* Your instructions
The answer must consist of every line below that holds the word "name".

Interface dataset entries
=== Begin Enclosure ===

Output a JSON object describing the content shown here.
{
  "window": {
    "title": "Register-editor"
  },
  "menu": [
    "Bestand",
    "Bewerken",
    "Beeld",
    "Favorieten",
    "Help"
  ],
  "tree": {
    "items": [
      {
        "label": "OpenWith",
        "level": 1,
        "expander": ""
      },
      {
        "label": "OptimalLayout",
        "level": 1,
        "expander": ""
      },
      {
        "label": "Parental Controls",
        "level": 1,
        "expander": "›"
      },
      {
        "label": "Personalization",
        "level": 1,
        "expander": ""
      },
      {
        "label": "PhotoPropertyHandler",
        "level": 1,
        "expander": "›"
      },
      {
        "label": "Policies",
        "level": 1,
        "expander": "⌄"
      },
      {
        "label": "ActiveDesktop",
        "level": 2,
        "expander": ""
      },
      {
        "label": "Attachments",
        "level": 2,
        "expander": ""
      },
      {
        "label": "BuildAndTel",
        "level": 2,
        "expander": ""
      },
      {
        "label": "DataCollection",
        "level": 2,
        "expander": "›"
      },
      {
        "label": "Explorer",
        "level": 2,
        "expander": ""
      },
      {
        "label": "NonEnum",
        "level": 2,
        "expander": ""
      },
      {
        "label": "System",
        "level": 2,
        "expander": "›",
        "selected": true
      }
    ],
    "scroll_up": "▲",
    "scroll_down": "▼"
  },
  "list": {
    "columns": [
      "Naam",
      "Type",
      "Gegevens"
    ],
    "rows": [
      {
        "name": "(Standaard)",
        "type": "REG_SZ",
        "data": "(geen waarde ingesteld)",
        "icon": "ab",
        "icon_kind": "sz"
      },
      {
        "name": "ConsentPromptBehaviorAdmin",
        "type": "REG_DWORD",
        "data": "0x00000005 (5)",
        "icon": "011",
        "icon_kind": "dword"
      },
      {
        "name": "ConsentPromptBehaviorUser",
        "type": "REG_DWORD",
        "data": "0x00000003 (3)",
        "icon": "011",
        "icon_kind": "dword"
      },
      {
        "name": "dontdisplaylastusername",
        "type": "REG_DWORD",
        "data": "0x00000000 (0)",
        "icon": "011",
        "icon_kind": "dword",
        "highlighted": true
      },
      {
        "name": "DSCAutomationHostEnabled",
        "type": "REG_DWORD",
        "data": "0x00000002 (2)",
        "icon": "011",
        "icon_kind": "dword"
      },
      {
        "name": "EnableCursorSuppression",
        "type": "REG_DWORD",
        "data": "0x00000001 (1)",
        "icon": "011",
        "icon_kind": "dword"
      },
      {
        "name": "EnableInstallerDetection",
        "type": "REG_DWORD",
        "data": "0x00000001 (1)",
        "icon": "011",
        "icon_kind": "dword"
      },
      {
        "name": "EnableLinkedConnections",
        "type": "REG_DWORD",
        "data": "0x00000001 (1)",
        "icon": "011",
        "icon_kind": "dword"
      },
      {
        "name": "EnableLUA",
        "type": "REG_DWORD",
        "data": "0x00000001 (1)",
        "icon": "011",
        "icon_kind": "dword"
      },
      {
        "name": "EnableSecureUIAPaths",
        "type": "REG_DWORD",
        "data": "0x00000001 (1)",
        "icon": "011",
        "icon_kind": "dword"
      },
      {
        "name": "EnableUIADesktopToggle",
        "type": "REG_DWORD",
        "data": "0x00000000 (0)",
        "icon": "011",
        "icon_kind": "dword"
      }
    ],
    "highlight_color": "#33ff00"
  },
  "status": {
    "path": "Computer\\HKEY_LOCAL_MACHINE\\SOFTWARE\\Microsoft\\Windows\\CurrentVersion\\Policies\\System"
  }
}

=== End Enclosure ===

* Solution
        "name": "(Standaard)",
        "name": "ConsentPromptBehaviorAdmin",
        "name": "ConsentPromptBehaviorUser",
        "name": "dontdisplaylastusername",
        "name": "DSCAutomationHostEnabled",
        "name": "EnableCursorSuppression",
        "name": "EnableInstallerDetection",
        "name": "EnableLinkedConnections",
        "name": "EnableLUA",
        "name": "EnableSecureUIAPaths",
        "name": "EnableUIADesktopToggle",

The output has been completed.